Do you trust the brands that you use? If not, you may not be alone, as a new report from Australia shows that the consumer's trust of major brands is lower than ever.
Whether it's consumers having less money to spread around, or whether there's a real decline in the quality of customer goods and services these days, companies across several industries don't rank very highly with consumers Down Under.
The report from Brand Asset Valuator showed that trust in retail, financial services, insurance and utility companies have dropped to 20 percent in the last two years, with bad customer service, raised prices, and questionable deal-offerings being the main reason.
"Trust can be lost very quickly if a brand doesn't behave the way it promises it will, which can happen to even large brands. You've absolutely got to stick to your promises, warned Andy Pontin chief executive of Australia-based ad agency Clemenger BBDO.
Consistency is vital
In an interview with a Sydney news outlet, Clemenger explained that "consistency is also extremely important when establishing trust.
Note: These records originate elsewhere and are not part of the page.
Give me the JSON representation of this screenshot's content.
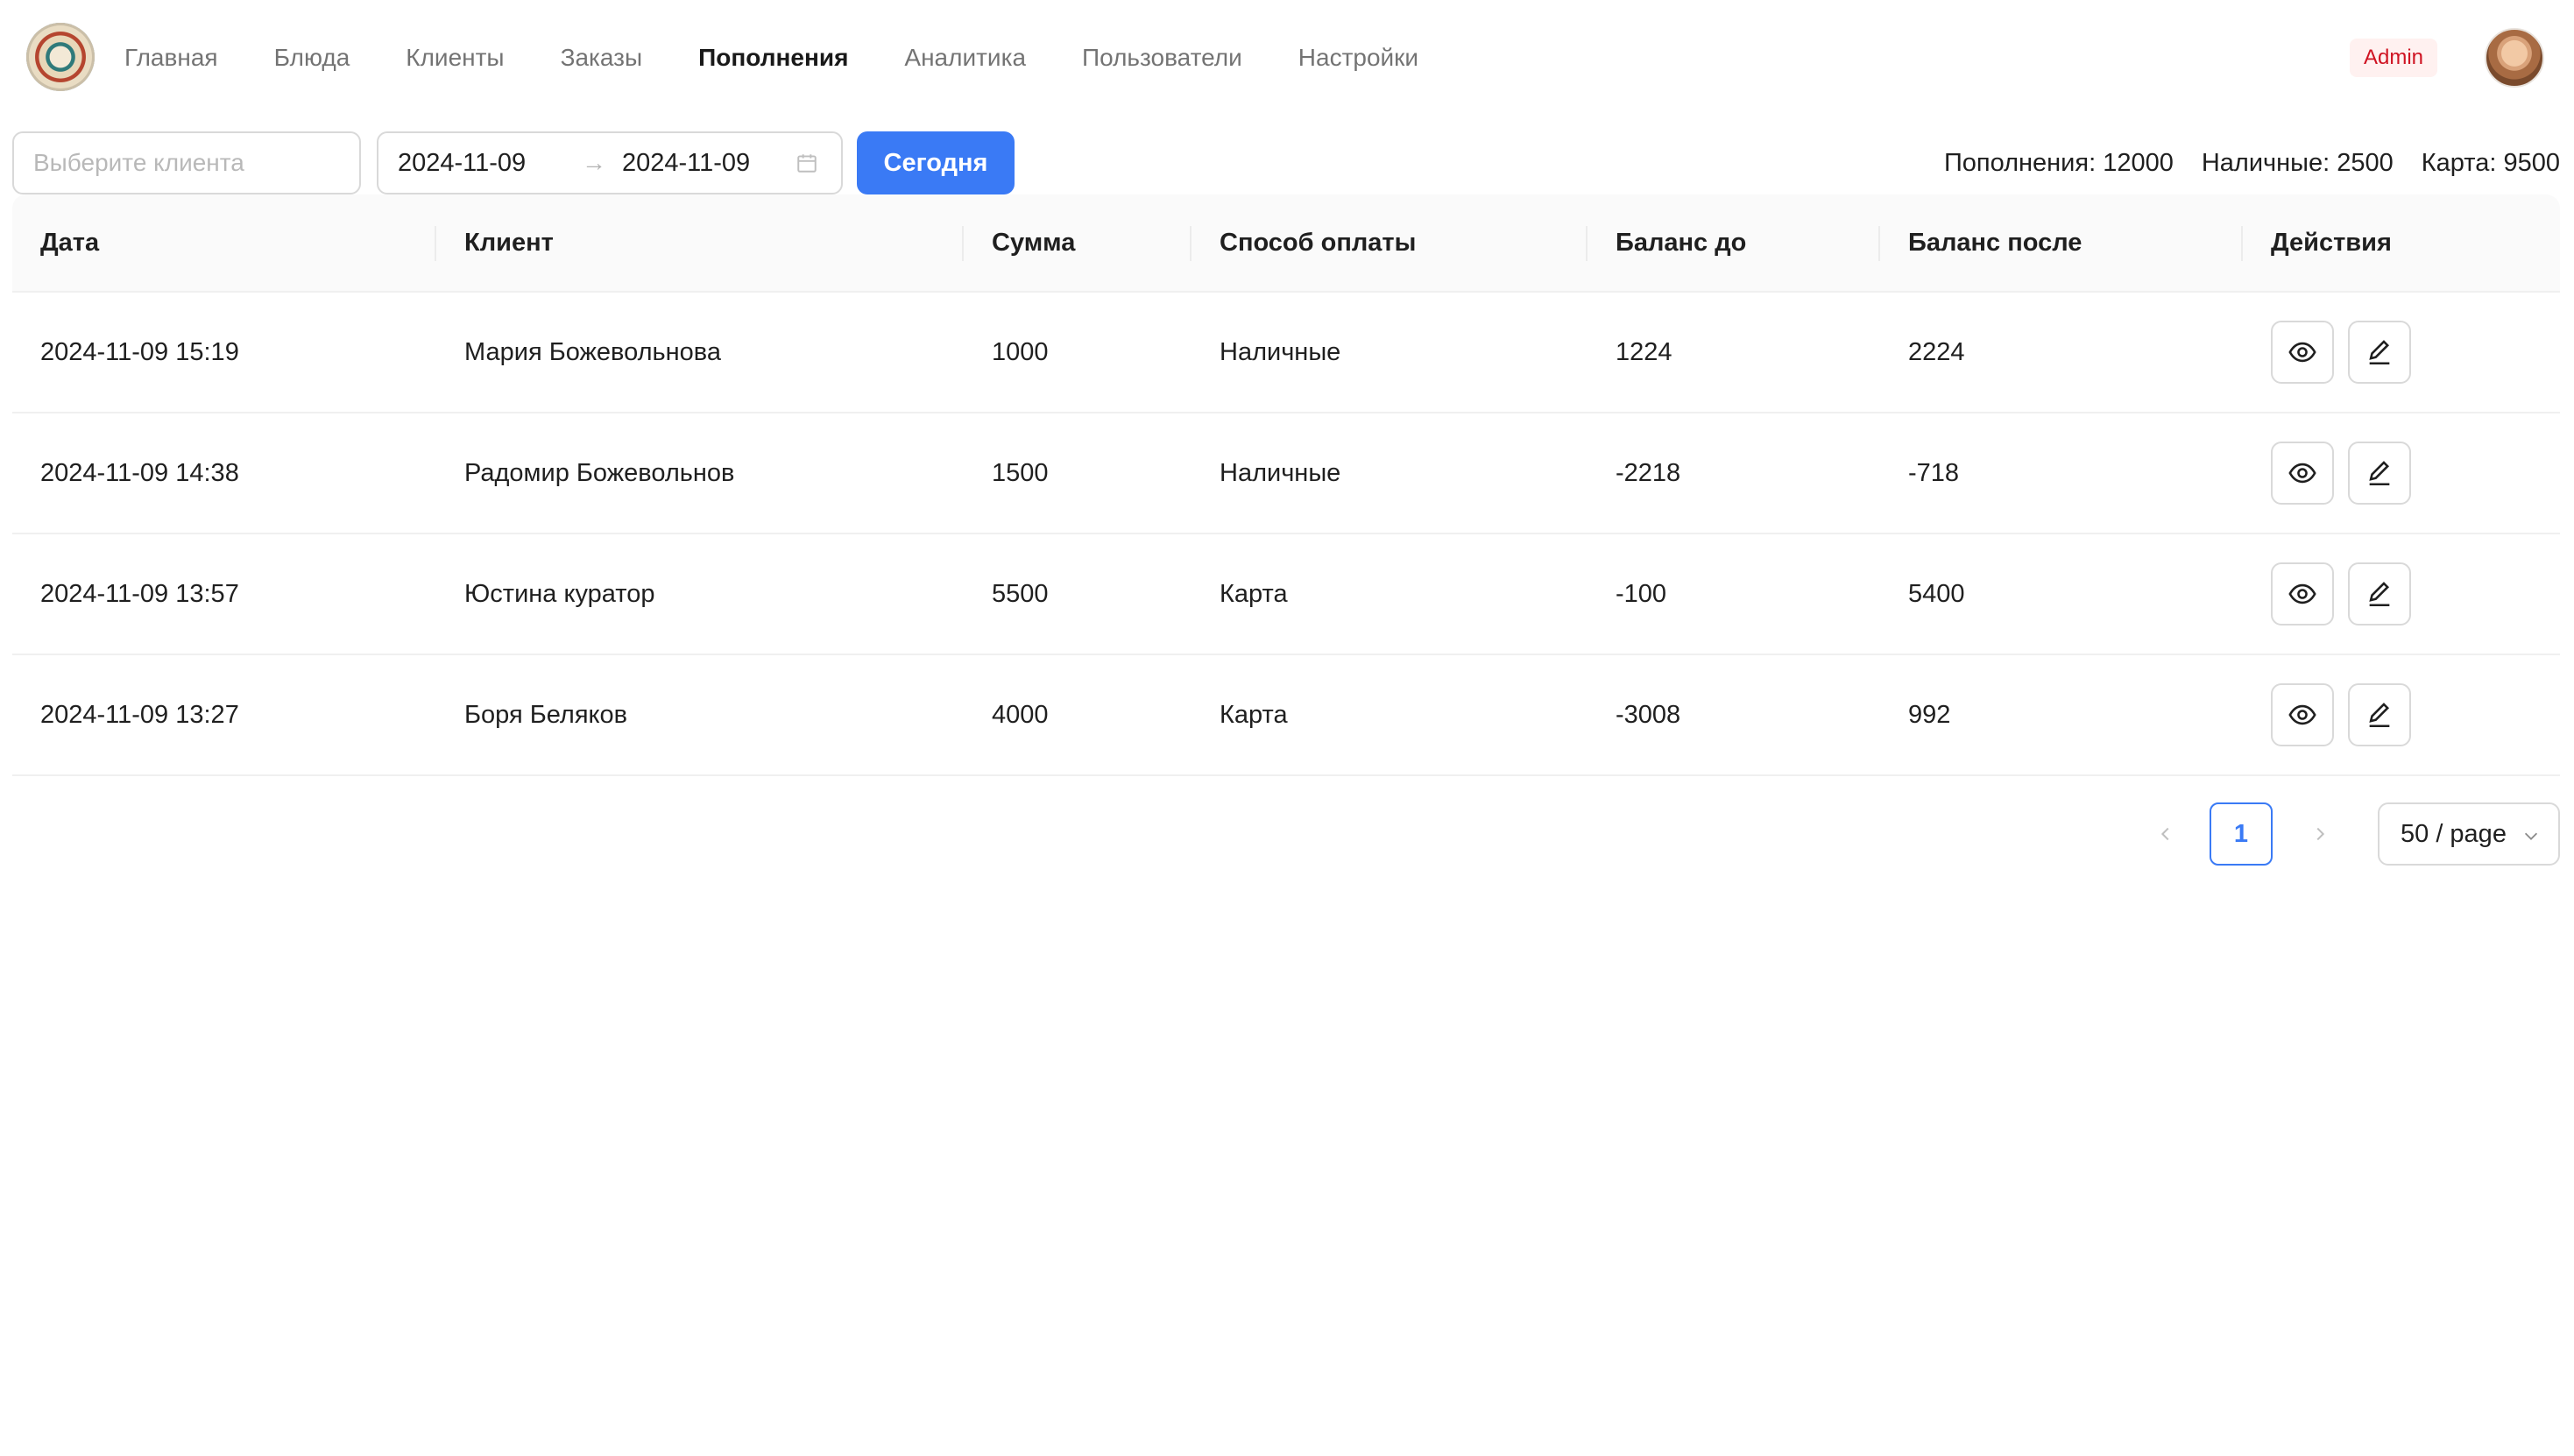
{
  "header": {
    "nav": [
      {
        "label": "Главная",
        "active": false
      },
      {
        "label": "Блюда",
        "active": false
      },
      {
        "label": "Клиенты",
        "active": false
      },
      {
        "label": "Заказы",
        "active": false
      },
      {
        "label": "Пополнения",
        "active": true
      },
      {
        "label": "Аналитика",
        "active": false
      },
      {
        "label": "Пользователи",
        "active": false
      },
      {
        "label": "Настройки",
        "active": false
      }
    ],
    "role_badge": "Admin"
  },
  "toolbar": {
    "client_placeholder": "Выберите клиента",
    "date_from": "2024-11-09",
    "date_to": "2024-11-09",
    "range_separator": "→",
    "today_button": "Сегодня"
  },
  "summary": {
    "total": "Пополнения: 12000",
    "cash": "Наличные: 2500",
    "card": "Карта: 9500"
  },
  "table": {
    "columns": [
      "Дата",
      "Клиент",
      "Сумма",
      "Способ оплаты",
      "Баланс до",
      "Баланс после",
      "Действия"
    ],
    "rows": [
      {
        "date": "2024-11-09 15:19",
        "client": "Мария Божевольнова",
        "amount": "1000",
        "method": "Наличные",
        "before": "1224",
        "after": "2224"
      },
      {
        "date": "2024-11-09 14:38",
        "client": "Радомир Божевольнов",
        "amount": "1500",
        "method": "Наличные",
        "before": "-2218",
        "after": "-718"
      },
      {
        "date": "2024-11-09 13:57",
        "client": "Юстина куратор",
        "amount": "5500",
        "method": "Карта",
        "before": "-100",
        "after": "5400"
      },
      {
        "date": "2024-11-09 13:27",
        "client": "Боря Беляков",
        "amount": "4000",
        "method": "Карта",
        "before": "-3008",
        "after": "992"
      }
    ]
  },
  "pagination": {
    "current_page": "1",
    "page_size": "50 / page"
  },
  "colors": {
    "primary": "#3a7af5",
    "badge_text": "#cf1322",
    "badge_bg": "#fff1f0"
  },
  "icons": {
    "view": "eye-icon",
    "edit": "pencil-icon",
    "calendar": "calendar-icon",
    "prev": "chevron-left-icon",
    "next": "chevron-right-icon",
    "dropdown": "chevron-down-icon"
  }
}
Once people have a strong perception of a brand, they find it very unsettling if the brand changes its approach."
Pontin also said it's all about brands sticking to its promises and always keeping the consumer in mind. Today's customer has a high level of buying-intelligence, and with a plethora of physical and online store options, businesses are being held more accountable for their everyday practices.
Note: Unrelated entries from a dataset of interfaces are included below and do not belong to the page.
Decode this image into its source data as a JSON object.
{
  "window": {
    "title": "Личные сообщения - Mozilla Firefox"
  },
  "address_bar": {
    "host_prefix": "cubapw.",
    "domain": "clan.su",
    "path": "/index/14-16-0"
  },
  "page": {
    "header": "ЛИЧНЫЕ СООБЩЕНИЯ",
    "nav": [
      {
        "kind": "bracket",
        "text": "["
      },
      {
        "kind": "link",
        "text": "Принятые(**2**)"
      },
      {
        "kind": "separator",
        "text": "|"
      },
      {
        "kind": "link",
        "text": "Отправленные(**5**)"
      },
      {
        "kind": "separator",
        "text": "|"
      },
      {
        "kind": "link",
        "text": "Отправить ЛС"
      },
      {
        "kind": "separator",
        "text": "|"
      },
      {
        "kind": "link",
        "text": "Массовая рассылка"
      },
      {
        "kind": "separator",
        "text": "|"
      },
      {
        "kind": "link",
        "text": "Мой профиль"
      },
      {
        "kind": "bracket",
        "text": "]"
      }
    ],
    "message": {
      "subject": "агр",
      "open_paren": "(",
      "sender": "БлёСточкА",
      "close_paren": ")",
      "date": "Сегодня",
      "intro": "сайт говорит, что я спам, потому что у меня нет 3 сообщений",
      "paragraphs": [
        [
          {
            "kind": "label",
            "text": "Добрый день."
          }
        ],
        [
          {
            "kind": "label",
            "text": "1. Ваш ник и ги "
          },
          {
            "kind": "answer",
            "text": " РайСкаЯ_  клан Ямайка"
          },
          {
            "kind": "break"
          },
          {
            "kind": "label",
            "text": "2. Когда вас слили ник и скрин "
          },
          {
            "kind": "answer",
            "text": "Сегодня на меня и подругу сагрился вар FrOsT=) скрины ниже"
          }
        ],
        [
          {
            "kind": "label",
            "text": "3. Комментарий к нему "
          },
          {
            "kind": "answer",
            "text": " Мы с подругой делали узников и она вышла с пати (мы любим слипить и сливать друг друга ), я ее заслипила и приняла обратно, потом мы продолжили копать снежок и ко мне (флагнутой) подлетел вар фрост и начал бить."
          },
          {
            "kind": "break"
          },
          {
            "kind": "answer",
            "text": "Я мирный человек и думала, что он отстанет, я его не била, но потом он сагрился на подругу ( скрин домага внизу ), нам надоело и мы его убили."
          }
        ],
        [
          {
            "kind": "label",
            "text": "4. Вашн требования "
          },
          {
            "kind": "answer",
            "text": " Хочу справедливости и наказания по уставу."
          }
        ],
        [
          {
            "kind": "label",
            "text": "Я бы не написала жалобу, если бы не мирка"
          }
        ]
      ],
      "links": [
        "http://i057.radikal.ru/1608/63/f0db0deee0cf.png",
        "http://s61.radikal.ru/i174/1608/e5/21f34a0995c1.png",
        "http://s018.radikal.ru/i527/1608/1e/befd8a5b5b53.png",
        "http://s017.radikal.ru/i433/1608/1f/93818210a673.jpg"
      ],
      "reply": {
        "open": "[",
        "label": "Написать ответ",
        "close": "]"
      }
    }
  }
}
The Australian survey may provide insight to the findings in an April 2012 Nielsen report, suggesting that consumers have more trust from word of mouth advertising than traditional company advertising.
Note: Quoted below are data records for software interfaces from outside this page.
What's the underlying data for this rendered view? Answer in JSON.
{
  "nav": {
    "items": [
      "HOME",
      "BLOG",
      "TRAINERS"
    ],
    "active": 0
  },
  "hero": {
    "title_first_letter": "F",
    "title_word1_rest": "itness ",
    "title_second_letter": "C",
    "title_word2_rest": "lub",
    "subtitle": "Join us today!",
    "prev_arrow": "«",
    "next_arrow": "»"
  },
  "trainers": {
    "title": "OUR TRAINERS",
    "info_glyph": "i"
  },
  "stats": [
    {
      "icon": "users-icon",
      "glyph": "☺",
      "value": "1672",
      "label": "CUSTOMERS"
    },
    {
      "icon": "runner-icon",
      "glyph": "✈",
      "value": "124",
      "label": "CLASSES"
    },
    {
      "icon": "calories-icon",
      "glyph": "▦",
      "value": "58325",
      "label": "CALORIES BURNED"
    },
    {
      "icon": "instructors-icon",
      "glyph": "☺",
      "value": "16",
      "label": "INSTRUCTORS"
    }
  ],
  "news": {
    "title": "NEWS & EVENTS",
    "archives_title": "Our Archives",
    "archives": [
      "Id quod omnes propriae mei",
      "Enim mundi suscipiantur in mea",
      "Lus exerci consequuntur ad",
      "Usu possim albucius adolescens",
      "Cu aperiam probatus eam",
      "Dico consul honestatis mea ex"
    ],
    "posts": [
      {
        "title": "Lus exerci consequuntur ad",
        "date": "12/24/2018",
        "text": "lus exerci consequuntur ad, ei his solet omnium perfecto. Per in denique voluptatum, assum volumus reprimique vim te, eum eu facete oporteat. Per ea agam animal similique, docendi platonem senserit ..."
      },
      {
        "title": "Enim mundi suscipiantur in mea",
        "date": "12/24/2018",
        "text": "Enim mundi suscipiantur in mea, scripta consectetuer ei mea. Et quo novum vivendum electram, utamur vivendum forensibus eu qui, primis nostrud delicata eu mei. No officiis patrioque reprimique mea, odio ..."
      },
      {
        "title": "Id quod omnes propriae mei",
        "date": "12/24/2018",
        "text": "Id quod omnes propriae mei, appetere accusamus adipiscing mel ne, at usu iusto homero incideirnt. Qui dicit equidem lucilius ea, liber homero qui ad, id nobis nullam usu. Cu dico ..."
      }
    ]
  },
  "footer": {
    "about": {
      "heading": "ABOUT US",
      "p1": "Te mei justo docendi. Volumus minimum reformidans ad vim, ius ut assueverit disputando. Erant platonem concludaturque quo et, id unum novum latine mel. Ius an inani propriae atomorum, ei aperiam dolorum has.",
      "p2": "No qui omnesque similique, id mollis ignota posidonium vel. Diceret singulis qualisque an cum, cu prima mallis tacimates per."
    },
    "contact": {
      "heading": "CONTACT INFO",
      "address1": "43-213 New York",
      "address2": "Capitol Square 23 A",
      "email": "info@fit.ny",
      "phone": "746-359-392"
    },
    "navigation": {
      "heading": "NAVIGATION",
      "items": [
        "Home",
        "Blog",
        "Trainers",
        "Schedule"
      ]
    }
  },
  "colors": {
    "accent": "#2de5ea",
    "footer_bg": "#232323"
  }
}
The Nielsen Global Trust in Advertising Survey revealed that 92 percent of customers around the world trusted "earned" media, compared to their 2007 study that showed only 18 percent trusted word of mouth advertising over other forms of marketing.
The Nielsen survey also showed that 70 percent of consumers chose online customer reviews to select a brand, company or product. This further supports the Australian report that the consumer's trust is moving further away from the company, and closer to the opinions of their peers.
If companies pay attention, they may be willing to shift some of their strategies. Paris Searson, vice president of PR firm Fleishman-Hillard, said that a brand can create all of the creative and ongoing advertising it wants, but if its actions don't consistently match its words, its promotional attempts are useless.
"Authenticity is vital when building trust", she said to the Australian press. "You've got to create a two-way dialogue both with staff and customers and speak the truth.